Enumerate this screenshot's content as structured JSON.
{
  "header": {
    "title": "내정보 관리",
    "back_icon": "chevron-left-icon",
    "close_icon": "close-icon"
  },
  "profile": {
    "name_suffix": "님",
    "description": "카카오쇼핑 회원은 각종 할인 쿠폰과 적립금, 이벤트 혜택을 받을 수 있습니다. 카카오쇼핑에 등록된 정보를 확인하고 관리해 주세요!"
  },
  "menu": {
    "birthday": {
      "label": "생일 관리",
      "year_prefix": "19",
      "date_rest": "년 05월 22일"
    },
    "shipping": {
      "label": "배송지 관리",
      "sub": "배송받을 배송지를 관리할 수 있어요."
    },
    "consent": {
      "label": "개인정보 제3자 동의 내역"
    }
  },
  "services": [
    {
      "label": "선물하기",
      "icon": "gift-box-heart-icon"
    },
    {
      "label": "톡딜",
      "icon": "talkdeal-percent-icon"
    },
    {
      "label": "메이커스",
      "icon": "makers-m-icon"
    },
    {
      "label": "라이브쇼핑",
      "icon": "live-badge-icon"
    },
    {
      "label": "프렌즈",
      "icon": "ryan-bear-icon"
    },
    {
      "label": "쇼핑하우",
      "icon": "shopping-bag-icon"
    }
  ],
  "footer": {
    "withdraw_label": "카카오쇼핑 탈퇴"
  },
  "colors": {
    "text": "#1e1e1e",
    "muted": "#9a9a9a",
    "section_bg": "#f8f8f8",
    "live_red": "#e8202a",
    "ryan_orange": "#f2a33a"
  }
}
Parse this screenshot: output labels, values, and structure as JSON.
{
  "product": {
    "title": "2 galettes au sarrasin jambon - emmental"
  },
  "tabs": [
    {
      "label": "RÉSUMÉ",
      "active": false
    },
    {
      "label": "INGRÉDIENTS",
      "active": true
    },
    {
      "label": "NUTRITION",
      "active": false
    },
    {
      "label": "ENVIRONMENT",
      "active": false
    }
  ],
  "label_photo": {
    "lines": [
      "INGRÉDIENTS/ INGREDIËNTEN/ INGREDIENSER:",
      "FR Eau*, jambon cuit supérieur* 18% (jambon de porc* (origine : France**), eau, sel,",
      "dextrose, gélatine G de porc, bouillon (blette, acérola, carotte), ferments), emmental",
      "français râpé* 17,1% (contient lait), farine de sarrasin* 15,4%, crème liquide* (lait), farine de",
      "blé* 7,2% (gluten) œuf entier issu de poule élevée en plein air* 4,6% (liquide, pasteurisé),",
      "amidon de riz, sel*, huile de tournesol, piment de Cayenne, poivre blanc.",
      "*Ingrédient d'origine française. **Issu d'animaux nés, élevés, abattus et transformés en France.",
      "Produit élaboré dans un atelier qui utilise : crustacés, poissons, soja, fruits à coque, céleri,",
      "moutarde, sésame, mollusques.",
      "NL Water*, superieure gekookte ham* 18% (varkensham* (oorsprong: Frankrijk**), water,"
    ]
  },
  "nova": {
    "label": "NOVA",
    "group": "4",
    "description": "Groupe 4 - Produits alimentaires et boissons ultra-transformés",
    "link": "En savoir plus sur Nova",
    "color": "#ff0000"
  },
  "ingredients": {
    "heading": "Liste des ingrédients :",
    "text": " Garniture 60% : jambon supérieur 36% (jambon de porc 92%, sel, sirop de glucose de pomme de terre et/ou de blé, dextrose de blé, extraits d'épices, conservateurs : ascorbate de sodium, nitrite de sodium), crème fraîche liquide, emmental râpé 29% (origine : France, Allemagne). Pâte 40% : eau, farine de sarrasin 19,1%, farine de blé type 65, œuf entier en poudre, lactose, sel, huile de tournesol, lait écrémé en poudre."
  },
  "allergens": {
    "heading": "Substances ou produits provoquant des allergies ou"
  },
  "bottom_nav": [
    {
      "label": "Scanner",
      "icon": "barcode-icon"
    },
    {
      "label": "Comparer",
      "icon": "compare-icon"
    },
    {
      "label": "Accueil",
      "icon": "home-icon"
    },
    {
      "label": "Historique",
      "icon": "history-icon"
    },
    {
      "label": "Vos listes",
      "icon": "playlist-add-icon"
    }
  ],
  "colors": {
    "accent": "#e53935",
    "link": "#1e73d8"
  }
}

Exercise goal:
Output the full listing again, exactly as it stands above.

Answer:
Enumerate this screenshot's content as structured JSON.
{
  "header": {
    "title": "내정보 관리",
    "back_icon": "chevron-left-icon",
    "close_icon": "close-icon"
  },
  "profile": {
    "name_suffix": "님",
    "description": "카카오쇼핑 회원은 각종 할인 쿠폰과 적립금, 이벤트 혜택을 받을 수 있습니다. 카카오쇼핑에 등록된 정보를 확인하고 관리해 주세요!"
  },
  "menu": {
    "birthday": {
      "label": "생일 관리",
      "year_prefix": "19",
      "date_rest": "년 05월 22일"
    },
    "shipping": {
      "label": "배송지 관리",
      "sub": "배송받을 배송지를 관리할 수 있어요."
    },
    "consent": {
      "label": "개인정보 제3자 동의 내역"
    }
  },
  "services": [
    {
      "label": "선물하기",
      "icon": "gift-box-heart-icon"
    },
    {
      "label": "톡딜",
      "icon": "talkdeal-percent-icon"
    },
    {
      "label": "메이커스",
      "icon": "makers-m-icon"
    },
    {
      "label": "라이브쇼핑",
      "icon": "live-badge-icon"
    },
    {
      "label": "프렌즈",
      "icon": "ryan-bear-icon"
    },
    {
      "label": "쇼핑하우",
      "icon": "shopping-bag-icon"
    }
  ],
  "footer": {
    "withdraw_label": "카카오쇼핑 탈퇴"
  },
  "colors": {
    "text": "#1e1e1e",
    "muted": "#9a9a9a",
    "section_bg": "#f8f8f8",
    "live_red": "#e8202a",
    "ryan_orange": "#f2a33a"
  }
}
Parse this screenshot: output labels, values, and structure as JSON.
{
  "product": {
    "title": "2 galettes au sarrasin jambon - emmental"
  },
  "tabs": [
    {
      "label": "RÉSUMÉ",
      "active": false
    },
    {
      "label": "INGRÉDIENTS",
      "active": true
    },
    {
      "label": "NUTRITION",
      "active": false
    },
    {
      "label": "ENVIRONMENT",
      "active": false
    }
  ],
  "label_photo": {
    "lines": [
      "INGRÉDIENTS/ INGREDIËNTEN/ INGREDIENSER:",
      "FR Eau*, jambon cuit supérieur* 18% (jambon de porc* (origine : France**), eau, sel,",
      "dextrose, gélatine G de porc, bouillon (blette, acérola, carotte), ferments), emmental",
      "français râpé* 17,1% (contient lait), farine de sarrasin* 15,4%, crème liquide* (lait), farine de",
      "blé* 7,2% (gluten) œuf entier issu de poule élevée en plein air* 4,6% (liquide, pasteurisé),",
      "amidon de riz, sel*, huile de tournesol, piment de Cayenne, poivre blanc.",
      "*Ingrédient d'origine française. **Issu d'animaux nés, élevés, abattus et transformés en France.",
      "Produit élaboré dans un atelier qui utilise : crustacés, poissons, soja, fruits à coque, céleri,",
      "moutarde, sésame, mollusques.",
      "NL Water*, superieure gekookte ham* 18% (varkensham* (oorsprong: Frankrijk**), water,"
    ]
  },
  "nova": {
    "label": "NOVA",
    "group": "4",
    "description": "Groupe 4 - Produits alimentaires et boissons ultra-transformés",
    "link": "En savoir plus sur Nova",
    "color": "#ff0000"
  },
  "ingredients": {
    "heading": "Liste des ingrédients :",
    "text": " Garniture 60% : jambon supérieur 36% (jambon de porc 92%, sel, sirop de glucose de pomme de terre et/ou de blé, dextrose de blé, extraits d'épices, conservateurs : ascorbate de sodium, nitrite de sodium), crème fraîche liquide, emmental râpé 29% (origine : France, Allemagne). Pâte 40% : eau, farine de sarrasin 19,1%, farine de blé type 65, œuf entier en poudre, lactose, sel, huile de tournesol, lait écrémé en poudre."
  },
  "allergens": {
    "heading": "Substances ou produits provoquant des allergies ou"
  },
  "bottom_nav": [
    {
      "label": "Scanner",
      "icon": "barcode-icon"
    },
    {
      "label": "Comparer",
      "icon": "compare-icon"
    },
    {
      "label": "Accueil",
      "icon": "home-icon"
    },
    {
      "label": "Historique",
      "icon": "history-icon"
    },
    {
      "label": "Vos listes",
      "icon": "playlist-add-icon"
    }
  ],
  "colors": {
    "accent": "#e53935",
    "link": "#1e73d8"
  }
}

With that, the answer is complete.